> [Work item]
Extract every line below that contains the word "title".
--- START ---
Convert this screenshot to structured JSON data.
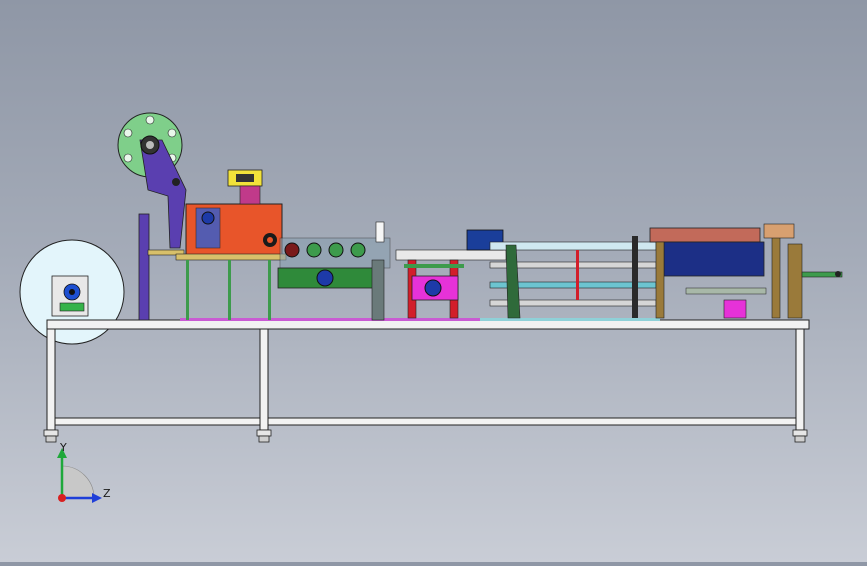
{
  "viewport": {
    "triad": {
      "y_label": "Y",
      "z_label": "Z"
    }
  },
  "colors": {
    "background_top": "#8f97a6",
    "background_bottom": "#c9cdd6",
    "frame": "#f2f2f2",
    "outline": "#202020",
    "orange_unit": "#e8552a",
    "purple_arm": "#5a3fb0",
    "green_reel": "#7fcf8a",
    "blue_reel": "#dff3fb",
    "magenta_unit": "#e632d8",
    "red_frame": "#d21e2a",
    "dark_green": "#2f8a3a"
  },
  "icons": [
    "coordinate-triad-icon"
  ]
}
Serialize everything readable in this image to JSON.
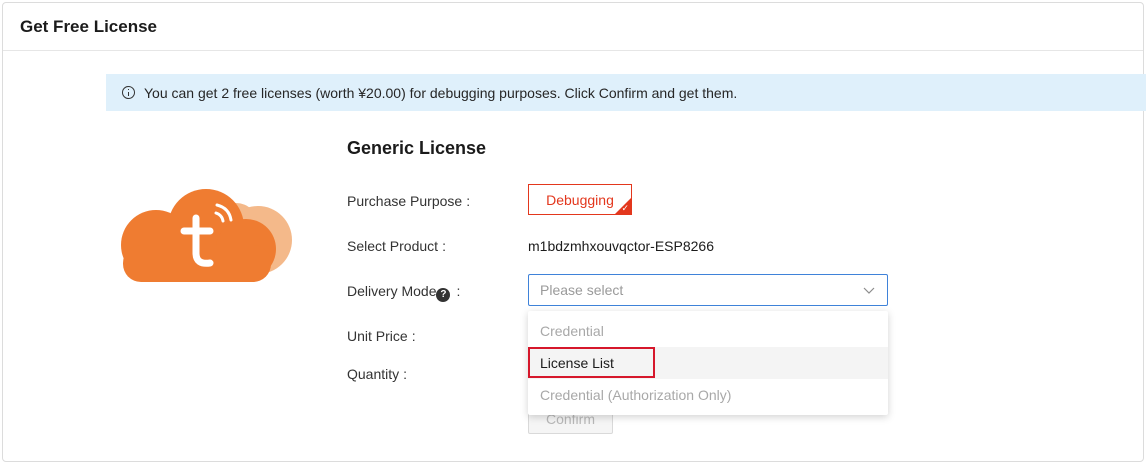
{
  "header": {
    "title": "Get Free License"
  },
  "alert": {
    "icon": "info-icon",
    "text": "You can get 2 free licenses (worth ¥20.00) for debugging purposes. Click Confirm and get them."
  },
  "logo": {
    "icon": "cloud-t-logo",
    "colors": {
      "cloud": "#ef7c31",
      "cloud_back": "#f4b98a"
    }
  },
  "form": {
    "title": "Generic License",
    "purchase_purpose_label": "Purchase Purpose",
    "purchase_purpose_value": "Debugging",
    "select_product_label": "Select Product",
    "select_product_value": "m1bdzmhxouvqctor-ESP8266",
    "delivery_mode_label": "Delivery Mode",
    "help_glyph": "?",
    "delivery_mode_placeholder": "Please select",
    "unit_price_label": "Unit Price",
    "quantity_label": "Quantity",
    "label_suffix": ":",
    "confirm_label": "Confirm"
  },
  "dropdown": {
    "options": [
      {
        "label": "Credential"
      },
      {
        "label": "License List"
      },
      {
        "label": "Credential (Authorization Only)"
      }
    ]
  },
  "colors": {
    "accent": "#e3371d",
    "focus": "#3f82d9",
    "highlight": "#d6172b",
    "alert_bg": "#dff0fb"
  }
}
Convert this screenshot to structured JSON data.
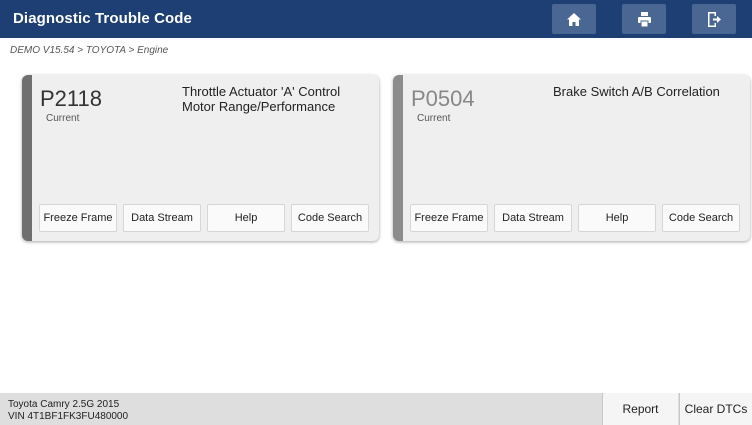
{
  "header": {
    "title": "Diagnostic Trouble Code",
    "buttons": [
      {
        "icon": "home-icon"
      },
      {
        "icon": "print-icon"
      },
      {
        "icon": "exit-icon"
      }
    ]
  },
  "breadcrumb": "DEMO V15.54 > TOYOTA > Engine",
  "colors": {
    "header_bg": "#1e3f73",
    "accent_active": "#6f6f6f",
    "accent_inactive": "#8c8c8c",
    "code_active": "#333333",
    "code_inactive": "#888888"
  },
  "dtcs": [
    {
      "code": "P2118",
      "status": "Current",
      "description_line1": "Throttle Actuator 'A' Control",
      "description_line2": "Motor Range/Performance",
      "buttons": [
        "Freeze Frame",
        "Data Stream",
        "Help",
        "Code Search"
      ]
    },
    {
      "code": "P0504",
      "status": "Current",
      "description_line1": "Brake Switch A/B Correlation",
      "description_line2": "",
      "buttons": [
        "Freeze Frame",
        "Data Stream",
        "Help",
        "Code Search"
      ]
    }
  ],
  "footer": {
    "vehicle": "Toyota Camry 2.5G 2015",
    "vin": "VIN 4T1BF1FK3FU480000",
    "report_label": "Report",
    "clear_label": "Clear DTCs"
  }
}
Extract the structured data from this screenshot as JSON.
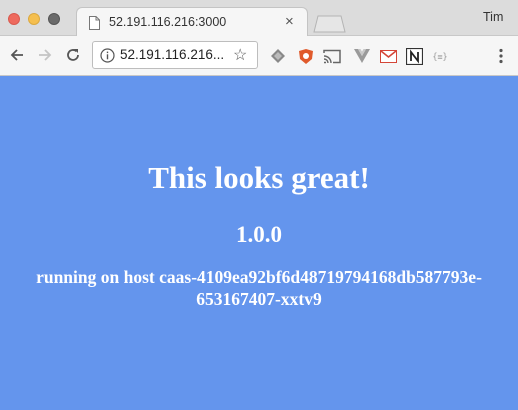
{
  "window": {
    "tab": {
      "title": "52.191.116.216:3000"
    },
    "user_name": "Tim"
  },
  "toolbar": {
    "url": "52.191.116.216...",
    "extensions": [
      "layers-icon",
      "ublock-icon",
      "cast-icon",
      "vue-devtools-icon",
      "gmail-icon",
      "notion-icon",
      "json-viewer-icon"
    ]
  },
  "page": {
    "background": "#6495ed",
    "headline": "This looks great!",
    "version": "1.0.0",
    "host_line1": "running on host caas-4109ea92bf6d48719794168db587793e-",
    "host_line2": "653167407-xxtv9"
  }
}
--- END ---
> [Task answer]
    "title": "Get Free License"
    "title": "Generic License",
    "title": "Diagnostic Trouble Code",
      "title": "52.191.116.216:3000"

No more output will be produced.